National Standards for Sport Coaches
Coaches, coaching educators, administrators, athletes and the public use the National Standards for Sport Coaches for direction regarding the knowledge and skills that coaches should possess.
The standards feature eight domains of coaching responsibilities and within them, 40 standards and subsequent benchmarks that represent the body of knowledge associated with each coaching responsibility and provide concrete examples of actions and orientations that constitute coaching competence within that particular domain.
Improve the quality of your program and instruction
Use the National Standards for Sport Coaches to:
Provide quality training that will have a positive impact on coaches' performance.
- Establish benchmarks for hiring quality coaches into your program.
- Provide a performance guide for individual professional growth and skill development.
- Learn how a quality coach can optimize your sport experience.
Domains, Standards and Benchmarks
Below is an overview of the eight domains represented in the National Standards for Sport Coaches.
Domain 1 — Philosophy and Ethics
It is imperative that the coach established a coaching philosophy that focuses on the safety, development, and well-being of the athlete. As a key leadership figure, the coach must model and teach appropriate behavior in all aspects of coaching and maintain ethical conduct during practices and competitions. This domain features four standards (1-4) and 23 subsequent benchmarks that represent what coaches should know and be able to do in regards to philosophy and ethics in sport.
Domain 2 — Safety and Injury Prevention
The coach is often the first responder in the event of an accident or injury and should be properly trained in injury prevention and first responder emergency care. The coach must recognize high-risk situations, as well as unsafe equipment, facilities, and environmental conditions in order to ensure the safety of the athletes and make necessary modifications to the playing environment should unsafe conditions exist. This domain features seven standards (5-11) and 29 subsequent benchmarks that represent what coaches should know and be able to do in regards to sport safety and injury prevention.
Domain 3 — Physical Conditioning
Sport requires proper physical preparation in order to perform safely and effectively. The coach is responsible for implementing research-based, developmentally appropriate drills and teaching techniques that support athlete development while maintaining safety. the coach should encourage healthful decisions by the athlete to promote healthy lifestyles and low-risk training practices.
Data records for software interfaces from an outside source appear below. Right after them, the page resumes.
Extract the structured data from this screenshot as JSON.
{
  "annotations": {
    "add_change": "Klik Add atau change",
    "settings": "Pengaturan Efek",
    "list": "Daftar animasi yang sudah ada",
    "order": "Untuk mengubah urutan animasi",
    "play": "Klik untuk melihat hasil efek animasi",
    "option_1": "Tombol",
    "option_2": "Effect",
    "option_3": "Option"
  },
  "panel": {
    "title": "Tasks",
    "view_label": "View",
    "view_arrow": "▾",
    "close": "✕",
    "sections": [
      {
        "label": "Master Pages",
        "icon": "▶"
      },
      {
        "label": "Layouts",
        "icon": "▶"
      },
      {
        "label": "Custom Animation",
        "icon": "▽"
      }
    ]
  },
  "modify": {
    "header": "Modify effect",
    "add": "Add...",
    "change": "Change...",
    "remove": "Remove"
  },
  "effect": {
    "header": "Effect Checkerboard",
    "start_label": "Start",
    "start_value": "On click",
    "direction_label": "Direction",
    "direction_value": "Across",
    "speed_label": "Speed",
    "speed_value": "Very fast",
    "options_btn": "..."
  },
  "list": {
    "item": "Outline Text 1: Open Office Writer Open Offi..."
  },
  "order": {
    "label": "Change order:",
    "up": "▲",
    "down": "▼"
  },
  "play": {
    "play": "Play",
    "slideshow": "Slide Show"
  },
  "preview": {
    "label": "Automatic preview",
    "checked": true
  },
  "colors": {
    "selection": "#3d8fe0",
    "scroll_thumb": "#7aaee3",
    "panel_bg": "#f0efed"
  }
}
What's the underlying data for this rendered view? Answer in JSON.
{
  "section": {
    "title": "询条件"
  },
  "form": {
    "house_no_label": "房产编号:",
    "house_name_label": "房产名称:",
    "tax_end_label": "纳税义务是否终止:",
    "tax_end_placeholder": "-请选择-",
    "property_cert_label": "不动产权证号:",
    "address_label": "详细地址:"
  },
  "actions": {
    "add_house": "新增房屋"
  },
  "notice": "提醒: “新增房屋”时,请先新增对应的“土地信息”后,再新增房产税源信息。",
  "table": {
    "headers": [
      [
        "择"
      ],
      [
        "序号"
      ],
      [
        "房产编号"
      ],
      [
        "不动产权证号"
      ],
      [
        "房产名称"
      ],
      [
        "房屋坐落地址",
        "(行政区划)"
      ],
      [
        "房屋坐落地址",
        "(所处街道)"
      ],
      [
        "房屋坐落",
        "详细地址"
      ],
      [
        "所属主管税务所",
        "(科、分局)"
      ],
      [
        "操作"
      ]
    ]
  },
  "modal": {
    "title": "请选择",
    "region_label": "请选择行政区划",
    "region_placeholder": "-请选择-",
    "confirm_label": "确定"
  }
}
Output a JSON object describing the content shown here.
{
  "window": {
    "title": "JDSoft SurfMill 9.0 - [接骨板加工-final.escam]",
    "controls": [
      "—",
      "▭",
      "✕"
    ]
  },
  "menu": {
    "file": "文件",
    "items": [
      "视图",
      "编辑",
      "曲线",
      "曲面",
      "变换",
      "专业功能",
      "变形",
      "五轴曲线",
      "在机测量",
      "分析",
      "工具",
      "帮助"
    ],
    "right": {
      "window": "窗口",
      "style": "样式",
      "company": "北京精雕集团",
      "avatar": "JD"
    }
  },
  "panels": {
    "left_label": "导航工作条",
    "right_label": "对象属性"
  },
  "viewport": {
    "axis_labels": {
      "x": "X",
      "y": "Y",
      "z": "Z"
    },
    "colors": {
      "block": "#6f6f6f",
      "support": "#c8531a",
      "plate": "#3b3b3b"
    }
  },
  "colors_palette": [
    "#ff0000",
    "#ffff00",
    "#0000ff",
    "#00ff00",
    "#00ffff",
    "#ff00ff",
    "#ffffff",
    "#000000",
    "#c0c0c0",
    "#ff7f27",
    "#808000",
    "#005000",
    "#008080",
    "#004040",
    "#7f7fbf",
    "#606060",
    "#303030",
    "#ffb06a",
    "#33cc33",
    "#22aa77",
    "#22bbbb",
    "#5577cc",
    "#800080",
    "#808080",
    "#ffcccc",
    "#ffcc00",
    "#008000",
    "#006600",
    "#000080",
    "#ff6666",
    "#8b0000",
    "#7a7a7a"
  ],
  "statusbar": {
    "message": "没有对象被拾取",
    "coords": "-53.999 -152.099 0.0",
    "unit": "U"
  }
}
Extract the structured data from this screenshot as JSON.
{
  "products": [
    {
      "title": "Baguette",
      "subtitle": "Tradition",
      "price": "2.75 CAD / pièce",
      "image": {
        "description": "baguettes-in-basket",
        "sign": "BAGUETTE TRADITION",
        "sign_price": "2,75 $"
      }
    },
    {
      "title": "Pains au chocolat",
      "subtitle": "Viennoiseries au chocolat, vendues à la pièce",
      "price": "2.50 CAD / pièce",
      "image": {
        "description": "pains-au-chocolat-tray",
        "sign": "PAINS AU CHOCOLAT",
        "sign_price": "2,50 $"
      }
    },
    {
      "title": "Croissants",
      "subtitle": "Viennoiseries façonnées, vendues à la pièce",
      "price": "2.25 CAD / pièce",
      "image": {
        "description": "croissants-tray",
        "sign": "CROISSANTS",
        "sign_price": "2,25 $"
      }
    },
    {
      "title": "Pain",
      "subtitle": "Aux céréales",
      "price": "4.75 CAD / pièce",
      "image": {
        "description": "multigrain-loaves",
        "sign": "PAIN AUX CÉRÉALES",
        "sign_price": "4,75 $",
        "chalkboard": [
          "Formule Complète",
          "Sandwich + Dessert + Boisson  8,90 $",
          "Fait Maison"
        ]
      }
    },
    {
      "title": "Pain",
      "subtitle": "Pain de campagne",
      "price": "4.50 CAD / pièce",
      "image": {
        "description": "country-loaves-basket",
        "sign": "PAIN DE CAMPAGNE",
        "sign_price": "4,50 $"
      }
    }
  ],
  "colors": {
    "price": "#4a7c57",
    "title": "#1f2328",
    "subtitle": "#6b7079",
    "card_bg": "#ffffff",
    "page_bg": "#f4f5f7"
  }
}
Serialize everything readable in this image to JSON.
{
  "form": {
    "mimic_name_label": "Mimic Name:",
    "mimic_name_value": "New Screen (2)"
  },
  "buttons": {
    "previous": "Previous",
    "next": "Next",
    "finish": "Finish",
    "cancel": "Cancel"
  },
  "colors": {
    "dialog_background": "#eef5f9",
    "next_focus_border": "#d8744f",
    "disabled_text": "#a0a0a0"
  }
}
This domain features four standards (12-15) and 22 subsequent benchmarks that represent what coaches should know and be able to do as it relates to the physical conditioning of their athletes.
Domain 4 — Growth and Development
The coach should be knowledgeable about the age and skills levels of their athletes. by recognizing the patterns of cognitive, motor, emotional and social development, the coach can create effective learning environments that allow athletes to progress and improve at different rates. the coach should be properly trained to recognize the need to modify practice and competitive strategies to accommodate the athlete's readiness for competition. this domain features three standards (16-18) and 18 subsequent benchmarks that represent what coaches should know and be able to do in regards to their athletes' growth and development.
Domain 5 —Teaching and Communication
The coach must plan and implement organized practices so that athletes have a positive learning experience. In addition to understanding the fundamentals of the sport, the coach should use a variety of systematic instructional techniques to provide a positive learning environment and maximize the potential of each athlete. Furthermore, the coach needs to be aware of his or her own expectations of an athlete's potential and how it impacts athlete performance. This domain features eight standards (19-26) and 47 subsequent benchmarks that represent what coaches should know and be able to do in terms of teaching and communicating with their athletes.
Domain 6 — Sport Skills and Tactics
The art and science of coaching includes developing skills of all team members into an efficient and successful group. Knowing how to utilize athletes' abilities to maximize meaningful participation and team success relies on up-to-date understanding of specific sport skills and game tactics. This domain features three standards (27-29) and 13 subsequent benchmarks that represent what coaches should know and be able to do in regards to teaching sport skills and tactics.
Domain 7 — Organization and Administration
The coach is an integral resource in the overall administration of the sport program. The coach provides information regarding the needs of the athlete, serves as a key communicator of program goals and policies, and facilitates compliance with established program policies. Program accountability and public trust depend a great deal on the coach's administrative skills. This domain features seven standards (30-36) and 38 subsequent benchmarks that represent what coaches should know and be able to do as it relates to the organization and administration of the sport program.
Domain 8 — Evaluation
The coach needs to be able to make accurate and timely decisions regarding aspects of the sport program. Planning program goals start with a careful analysis of player ability and program needs. Evaluation becomes a critical part of player and staff recruitment and retention as well as of maintaining program accountability. Systematic evaluation ensures that the sport program runs smoothly and efficiently and that the goals and objectives of the program are the focus for the coach, athlete and team. This domain features four standards (37-40) and 20 subsequent benchmarks that represent what coaches should know and be able to do as it relates to the comprehensive evaluation of the sport program.